This is Crete, on the south west coast, inaccessible and fiercely beautiful landscape, where Peter and I spent last week. Inaccessible that is except by boat and to the intrepid walker - we walked. Down the Samaria Gorge, longest in Europe, and all along from Agia Roumeli to Sfakia, with stopovers to swim, eat, drink, sleep, and generally enjoy. It was exhilerating, challenging, and generally mindblowing.
One of our stop-over villages was Loutro, where I've been twice to lead a creative writing course for World Spirit, and had longed to explore further along the remote cliff paths. My chance came with a writing commission - to walk 'Undiscovered Crete' and write up my diary for Greece magazine. I know... I KNOW! That is absolutely the best project a greekophile walking-fanatic writer could be offered.
So no problems with enthusing, eulogising, and generally waxing mega-lyrical about the holiday, the places, the food, the weather, the everything. Headwater, who organised the trip, extole the isolation -" tracks used only by shepherds, every visitor still a novelty"- but that's a tad over-romantic. Tourism is discreetly marketed in this corner of the island, angled to appeal to upmarket adventurous rather than the backpacker, but it's clearly the primary industry. Our hosts at the hotels in each tiny village were charming, but watching them sit with their mobiles and sleep-walking eyes, it's hard not to see the soul of a tough Cretan farmer somehow trapped in the pragmatism of modernday Cretan economy. I love the blue-and-white painted buildings and exotic blossoms, but there's a sense that some consciousness of Greece is being assiduously cultivated here for our benefit, as in a theme park. In Chania too, the elegant Venetian harbour becomes at night a consumerist theatre, almost a film set, vibrating to the strains of bazooka and the pleas of the restaurant touts. "Greek tourism is run with goat-herd mentality" Peter commented,"They get them all into one area and then they fleece them."

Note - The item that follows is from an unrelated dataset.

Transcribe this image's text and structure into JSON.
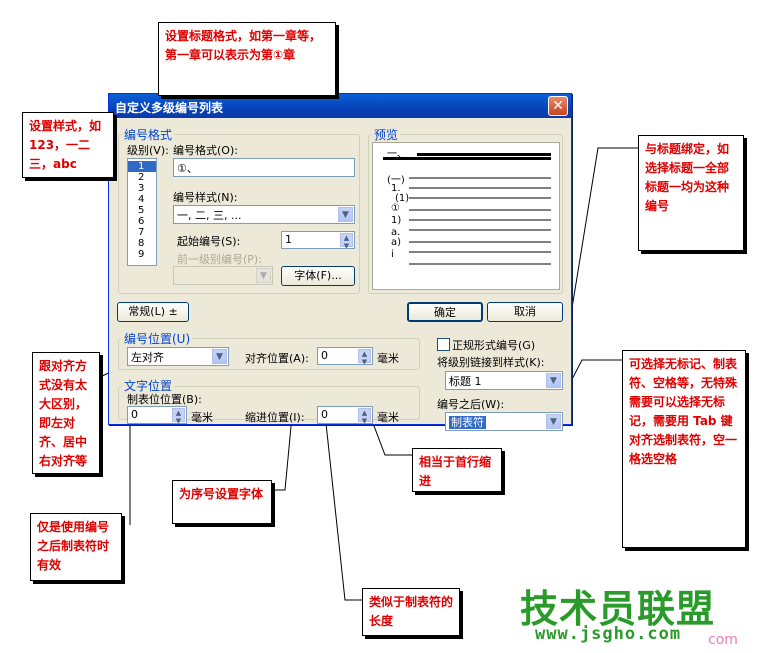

Not that any of these reflections could cloud our enjoyment of the week or appreciation of our generous hosts. It was blissful, whether clambering rocky paths for up to seven hours at a time, or chilling out with a Mythos trying to decide the right name for the colour of the jewel blue sea... I'll have to stop, I'm salivating with all the memories.
ps helpful friend has just emailed to point out we were probably charmed by a bouzouki rather than a bazooka in the Chania restaurant. She is right, and I bet Stratos wishes he'd stuck to stringed instruments rather than guns on his birthday night - he was bemoaning the pellet holes in his awning when we left.